Many times when playing Stymie, a player will be faced with an attack that will leave him totally devastated if his opponent is able to execute his plan. In the game illustrated in today’s post, at first glance, the board looks fairly even, as both players have 6 pieces in play. Silver has a much stronger Reserve though because he’s captured 4 Gold stones, and Gold hasn’t captured any of Silver’s pieces. Additionally Silver has control of the Antipode and he’s threatening a double capture of the Gold stones on F4 and G3. If Gold can’t come up with a way to balance the scales, his demise is certain.
Gold counters the looming attack by moving G3 – G4. This move not only eliminates the threat of the double capture, but at least temporarily keeps Silver’s stone on C4 locked in place. If Silver chooses to move that piece at this point, not only would he expose it to capture, he would also allow Gold the opportunity to seize control of the Antipode.
Silver responds with D3 – C3 to threaten the Gold stone on B2 for his 5th capture. Gold could move out of danger with B2 – A2 thereby protecting his piece, but instead he leaves it to be taken and chooses instead to start advancing the stone on E1 into the fray.
Gold’s stone on B2 is vulnerable to capture, yet he leaves it there for the taking. Is it this an oversight or miscalculation, or is it a gambit to spring a trap? In surveying the board, Silver sees the opportunity to capture 2 stones for one.
Silver C4 j C2 j A2 (capture B2).
Silver realizes Gold can take control of the Antipode and capture his piece on C3, but he can counter strike again with C1 j C3 (capture C2)! That will have him 1 capture away from victory!
Gold plays G4 j E4 j C4 (Antipode Gold) j C2 (capture C3).
Unfortunately for Silver he overlooked the fact that if he left the stone on C3 exposed for Gold to capture, it would leave him with no stones on a Prime Space and he suffers automatic defeat.

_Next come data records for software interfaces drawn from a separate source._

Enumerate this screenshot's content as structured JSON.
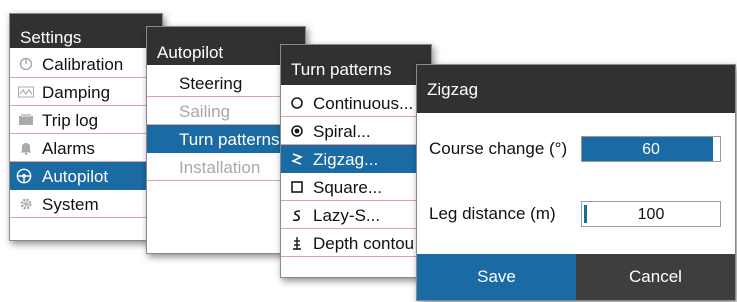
{
  "settings": {
    "title": "Settings",
    "items": [
      {
        "label": "Calibration",
        "icon": "calibration-icon"
      },
      {
        "label": "Damping",
        "icon": "damping-icon"
      },
      {
        "label": "Trip log",
        "icon": "trip-log-icon"
      },
      {
        "label": "Alarms",
        "icon": "alarm-bell-icon"
      },
      {
        "label": "Autopilot",
        "icon": "autopilot-icon",
        "selected": true
      },
      {
        "label": "System",
        "icon": "system-gear-icon"
      }
    ]
  },
  "autopilot": {
    "title": "Autopilot",
    "items": [
      {
        "label": "Steering"
      },
      {
        "label": "Sailing",
        "disabled": true
      },
      {
        "label": "Turn patterns",
        "selected": true
      },
      {
        "label": "Installation",
        "disabled": true
      }
    ]
  },
  "turn_patterns": {
    "title": "Turn patterns",
    "items": [
      {
        "label": "Continuous...",
        "icon": "continuous-circle-icon"
      },
      {
        "label": "Spiral...",
        "icon": "spiral-icon"
      },
      {
        "label": "Zigzag...",
        "icon": "zigzag-icon",
        "selected": true
      },
      {
        "label": "Square...",
        "icon": "square-icon"
      },
      {
        "label": "Lazy-S...",
        "icon": "lazy-s-icon"
      },
      {
        "label": "Depth contou",
        "icon": "depth-contour-icon"
      }
    ]
  },
  "zigzag": {
    "title": "Zigzag",
    "course_change": {
      "label": "Course change (°)",
      "value": "60",
      "level": 0.95
    },
    "leg_distance": {
      "label": "Leg distance (m)",
      "value": "100"
    },
    "save_label": "Save",
    "cancel_label": "Cancel"
  },
  "colors": {
    "accent": "#1a6aa3",
    "header": "#2f3133",
    "cancel": "#3c3e40"
  }
}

This is a great example of how one hasty move can turn a strong position into a sudden loss.